Start by following through some progressive tutorials. The User’s Guide on the Learn page is good. It covers what you’re describing.
Beware fonts… I’m not sure if most tutorials will tell you about the glitches found with using fonts for machining etc? Many fonts are created for screen and therefore have tiny lines in the crux of Vs and Ws etc.
Curves often have to be rebuilt in order to achieve a decent unbroken line.
There’re many approaches from tool tip type to single line fonts and fully engraved debossed areas that are defined by the width of the cutter etc.
I’m assuming you already know about sign making etc? If not, you might want to talk to one that works with a CNC, they often have files with a legend that you can use as a guide. If you are a sign maker then you’ll probably pick it up quite quickly.
The main point of this ramble is to ensure you check your fonts once you’ve written something in Rhino or imported from another program.
@Dean_Johnson this is good advice. I wasted a lot of time using system fonts when I started with Rhino.
For machine engraving I either now use engraver fonts or draw my own single line text in Rhino. I then export out of Rhino in dxf format to my engravers layout software.
If I am 3d printing text I always create the text in T-Splines.

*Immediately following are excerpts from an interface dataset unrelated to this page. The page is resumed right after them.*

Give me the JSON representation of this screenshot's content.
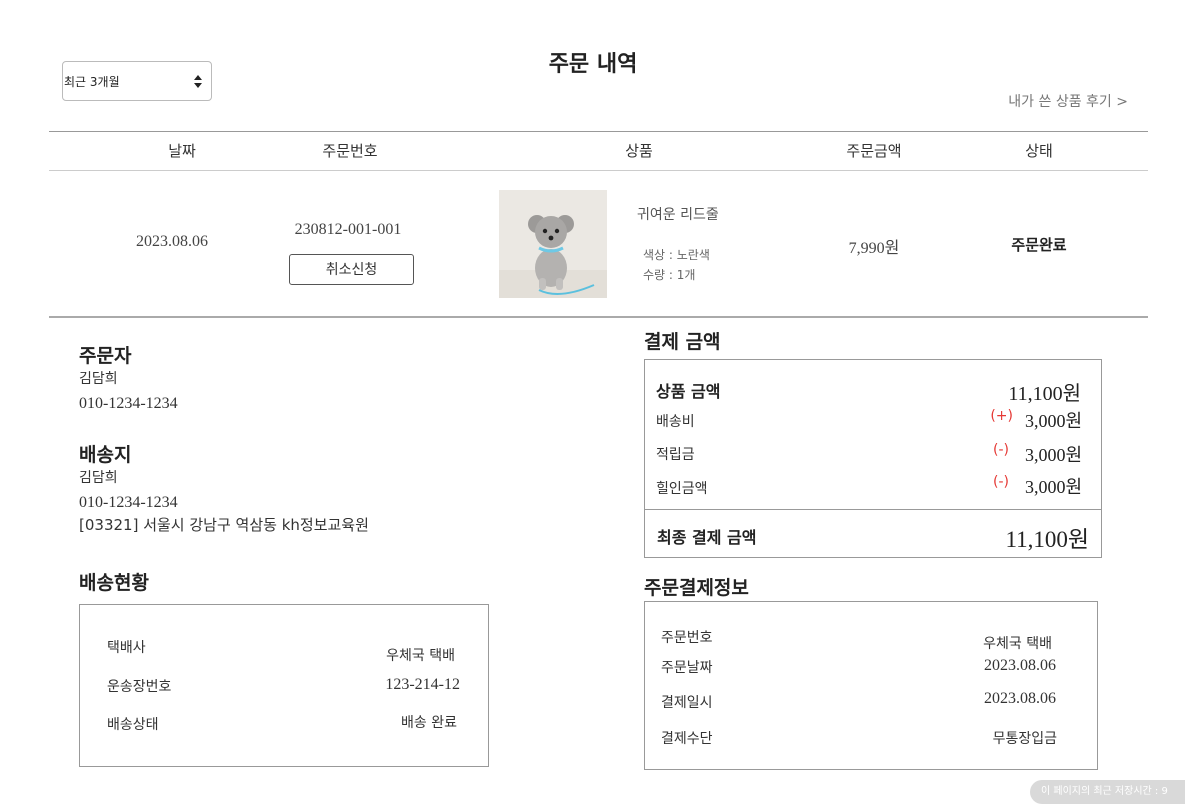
{
  "header": {
    "period_select": "최근 3개월",
    "title": "주문 내역",
    "review_link": "내가 쓴 상품 후기 >"
  },
  "table": {
    "columns": [
      "날짜",
      "주문번호",
      "상품",
      "주문금액",
      "상태"
    ],
    "row": {
      "date": "2023.08.06",
      "order_no": "230812-001-001",
      "cancel_label": "취소신청",
      "product_name": "귀여운 리드줄",
      "option_color": "색상 : 노란색",
      "option_qty": "수량 : 1개",
      "amount": "7,990원",
      "status": "주문완료"
    }
  },
  "orderer": {
    "title": "주문자",
    "name": "김담희",
    "phone": "010-1234-1234"
  },
  "shipping_address": {
    "title": "배송지",
    "name": "김담희",
    "phone": "010-1234-1234",
    "address": "[03321] 서울시 강남구 역삼동 kh정보교육원"
  },
  "delivery_status": {
    "title": "배송현황",
    "rows": [
      {
        "label": "택배사",
        "value": "우체국 택배"
      },
      {
        "label": "운송장번호",
        "value": "123-214-12"
      },
      {
        "label": "배송상태",
        "value": "배송 완료"
      }
    ]
  },
  "payment_amount": {
    "title": "결제 금액",
    "product_label": "상품 금액",
    "product_value": "11,100원",
    "rows": [
      {
        "label": "배송비",
        "sign": "(+)",
        "value": "3,000원"
      },
      {
        "label": "적립금",
        "sign": "(-)",
        "value": "3,000원"
      },
      {
        "label": "힐인금액",
        "sign": "(-)",
        "value": "3,000원"
      }
    ],
    "final_label": "최종 결제 금액",
    "final_value": "11,100원"
  },
  "payment_info": {
    "title": "주문결제정보",
    "rows": [
      {
        "label": "주문번호",
        "value": "우체국 택배"
      },
      {
        "label": "주문날짜",
        "value": "2023.08.06"
      },
      {
        "label": "결제일시",
        "value": "2023.08.06"
      },
      {
        "label": "결제수단",
        "value": "무통장입금"
      }
    ]
  },
  "footer_badge": "이 페이지의 최근 저장시간 : 9",
  "colors": {
    "accent_red": "#e53935",
    "line": "#999999"
  }
}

This allows me to avoid the sharp edges you initially get with Nurbs that cannot always easily be filleted.